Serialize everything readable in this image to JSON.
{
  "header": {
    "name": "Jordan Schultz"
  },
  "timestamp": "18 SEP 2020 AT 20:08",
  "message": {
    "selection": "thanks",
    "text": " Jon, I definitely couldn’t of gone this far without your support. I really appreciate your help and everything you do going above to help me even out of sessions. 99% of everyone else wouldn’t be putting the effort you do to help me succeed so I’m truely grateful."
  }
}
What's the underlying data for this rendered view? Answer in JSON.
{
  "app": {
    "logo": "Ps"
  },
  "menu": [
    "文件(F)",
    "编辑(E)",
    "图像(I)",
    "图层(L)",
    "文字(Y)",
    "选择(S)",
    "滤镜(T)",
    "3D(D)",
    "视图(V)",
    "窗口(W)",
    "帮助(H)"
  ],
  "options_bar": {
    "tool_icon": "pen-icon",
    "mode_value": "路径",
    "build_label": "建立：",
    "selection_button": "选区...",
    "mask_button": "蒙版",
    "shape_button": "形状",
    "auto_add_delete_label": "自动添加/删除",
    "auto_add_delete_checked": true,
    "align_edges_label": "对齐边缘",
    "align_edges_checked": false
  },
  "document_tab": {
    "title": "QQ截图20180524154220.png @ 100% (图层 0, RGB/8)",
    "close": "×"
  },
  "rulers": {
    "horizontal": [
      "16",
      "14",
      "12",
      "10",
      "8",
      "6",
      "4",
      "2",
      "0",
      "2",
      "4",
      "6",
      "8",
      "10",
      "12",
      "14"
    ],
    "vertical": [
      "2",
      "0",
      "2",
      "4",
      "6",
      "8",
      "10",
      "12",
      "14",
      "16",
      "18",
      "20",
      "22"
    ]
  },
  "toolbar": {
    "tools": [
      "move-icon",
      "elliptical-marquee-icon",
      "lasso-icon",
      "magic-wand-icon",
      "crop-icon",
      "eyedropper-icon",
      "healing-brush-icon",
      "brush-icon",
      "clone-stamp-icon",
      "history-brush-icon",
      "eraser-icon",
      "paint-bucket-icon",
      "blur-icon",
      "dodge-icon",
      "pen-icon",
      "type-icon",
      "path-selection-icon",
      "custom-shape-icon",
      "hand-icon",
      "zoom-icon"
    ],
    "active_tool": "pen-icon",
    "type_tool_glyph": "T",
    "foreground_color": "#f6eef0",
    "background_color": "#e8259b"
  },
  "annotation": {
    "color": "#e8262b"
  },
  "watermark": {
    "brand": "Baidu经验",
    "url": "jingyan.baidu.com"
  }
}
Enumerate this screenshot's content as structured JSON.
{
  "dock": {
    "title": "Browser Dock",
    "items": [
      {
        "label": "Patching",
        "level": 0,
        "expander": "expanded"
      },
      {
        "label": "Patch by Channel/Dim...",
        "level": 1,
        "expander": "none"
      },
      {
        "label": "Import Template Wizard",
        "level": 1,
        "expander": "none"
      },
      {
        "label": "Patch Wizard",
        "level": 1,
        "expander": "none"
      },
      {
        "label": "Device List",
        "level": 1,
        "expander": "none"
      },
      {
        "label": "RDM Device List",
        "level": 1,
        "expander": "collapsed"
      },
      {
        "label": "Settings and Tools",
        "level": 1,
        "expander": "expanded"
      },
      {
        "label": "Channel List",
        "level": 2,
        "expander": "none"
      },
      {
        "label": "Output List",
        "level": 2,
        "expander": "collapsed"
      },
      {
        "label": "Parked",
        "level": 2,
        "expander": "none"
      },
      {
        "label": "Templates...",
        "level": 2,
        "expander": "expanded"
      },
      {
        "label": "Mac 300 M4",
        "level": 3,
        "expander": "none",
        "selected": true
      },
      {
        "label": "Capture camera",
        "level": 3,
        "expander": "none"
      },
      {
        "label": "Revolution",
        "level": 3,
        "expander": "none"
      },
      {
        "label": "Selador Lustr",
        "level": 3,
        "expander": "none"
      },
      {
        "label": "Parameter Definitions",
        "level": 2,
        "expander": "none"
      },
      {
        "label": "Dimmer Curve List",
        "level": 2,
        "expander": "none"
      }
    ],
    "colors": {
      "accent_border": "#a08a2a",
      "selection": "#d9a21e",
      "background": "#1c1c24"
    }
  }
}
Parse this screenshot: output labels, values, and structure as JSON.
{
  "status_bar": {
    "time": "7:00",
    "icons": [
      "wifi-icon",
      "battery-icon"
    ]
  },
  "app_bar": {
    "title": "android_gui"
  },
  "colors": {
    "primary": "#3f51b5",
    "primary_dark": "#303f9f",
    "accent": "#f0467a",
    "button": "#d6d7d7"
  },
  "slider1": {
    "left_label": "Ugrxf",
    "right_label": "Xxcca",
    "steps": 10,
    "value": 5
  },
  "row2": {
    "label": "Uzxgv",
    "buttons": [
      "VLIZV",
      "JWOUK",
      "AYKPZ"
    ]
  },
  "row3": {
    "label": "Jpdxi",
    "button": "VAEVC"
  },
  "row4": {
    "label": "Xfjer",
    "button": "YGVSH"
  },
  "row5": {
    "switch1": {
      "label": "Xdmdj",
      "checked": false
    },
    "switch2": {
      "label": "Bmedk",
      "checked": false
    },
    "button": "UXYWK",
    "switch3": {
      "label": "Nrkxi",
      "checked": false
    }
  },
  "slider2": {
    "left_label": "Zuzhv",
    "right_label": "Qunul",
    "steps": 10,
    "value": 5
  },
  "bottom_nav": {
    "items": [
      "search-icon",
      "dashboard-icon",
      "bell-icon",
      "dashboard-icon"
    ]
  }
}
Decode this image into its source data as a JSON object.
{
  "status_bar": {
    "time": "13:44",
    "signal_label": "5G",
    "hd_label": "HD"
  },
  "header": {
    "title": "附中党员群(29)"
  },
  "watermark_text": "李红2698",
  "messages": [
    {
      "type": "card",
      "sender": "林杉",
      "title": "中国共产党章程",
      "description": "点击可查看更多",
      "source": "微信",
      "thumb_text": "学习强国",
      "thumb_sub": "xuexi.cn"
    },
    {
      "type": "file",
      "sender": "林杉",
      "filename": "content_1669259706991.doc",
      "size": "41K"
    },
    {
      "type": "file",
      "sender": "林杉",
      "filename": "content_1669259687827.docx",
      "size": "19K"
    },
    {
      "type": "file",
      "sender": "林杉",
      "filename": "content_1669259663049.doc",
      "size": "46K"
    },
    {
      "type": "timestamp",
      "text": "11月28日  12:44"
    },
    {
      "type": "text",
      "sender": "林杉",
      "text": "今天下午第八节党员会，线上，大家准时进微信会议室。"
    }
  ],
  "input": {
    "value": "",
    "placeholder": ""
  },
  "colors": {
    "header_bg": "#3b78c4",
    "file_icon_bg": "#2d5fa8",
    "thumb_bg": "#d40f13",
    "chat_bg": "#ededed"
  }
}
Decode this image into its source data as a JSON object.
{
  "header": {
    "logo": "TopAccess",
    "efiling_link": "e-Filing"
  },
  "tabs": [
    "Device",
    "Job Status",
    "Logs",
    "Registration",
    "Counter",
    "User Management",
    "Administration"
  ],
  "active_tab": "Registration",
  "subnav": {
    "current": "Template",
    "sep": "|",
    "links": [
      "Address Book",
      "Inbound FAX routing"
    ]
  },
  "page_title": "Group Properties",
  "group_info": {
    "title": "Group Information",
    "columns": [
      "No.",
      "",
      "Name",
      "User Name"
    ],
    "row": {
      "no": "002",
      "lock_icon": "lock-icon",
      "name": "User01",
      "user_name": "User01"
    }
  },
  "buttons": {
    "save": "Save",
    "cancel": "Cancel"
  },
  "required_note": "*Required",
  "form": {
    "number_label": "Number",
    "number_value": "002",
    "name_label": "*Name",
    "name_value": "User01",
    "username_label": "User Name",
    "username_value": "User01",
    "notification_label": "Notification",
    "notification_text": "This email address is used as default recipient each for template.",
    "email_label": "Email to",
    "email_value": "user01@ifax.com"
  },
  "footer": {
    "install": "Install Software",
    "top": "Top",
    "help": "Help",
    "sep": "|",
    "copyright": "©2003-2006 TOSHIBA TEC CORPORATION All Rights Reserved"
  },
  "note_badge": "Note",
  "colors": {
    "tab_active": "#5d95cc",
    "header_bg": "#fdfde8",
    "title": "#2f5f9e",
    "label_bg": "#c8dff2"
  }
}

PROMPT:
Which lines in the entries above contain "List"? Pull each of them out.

ANSWER SPACE:
        "label": "Device List",
        "label": "RDM Device List",
        "label": "Channel List",
        "label": "Output List",
        "label": "Dimmer Curve List",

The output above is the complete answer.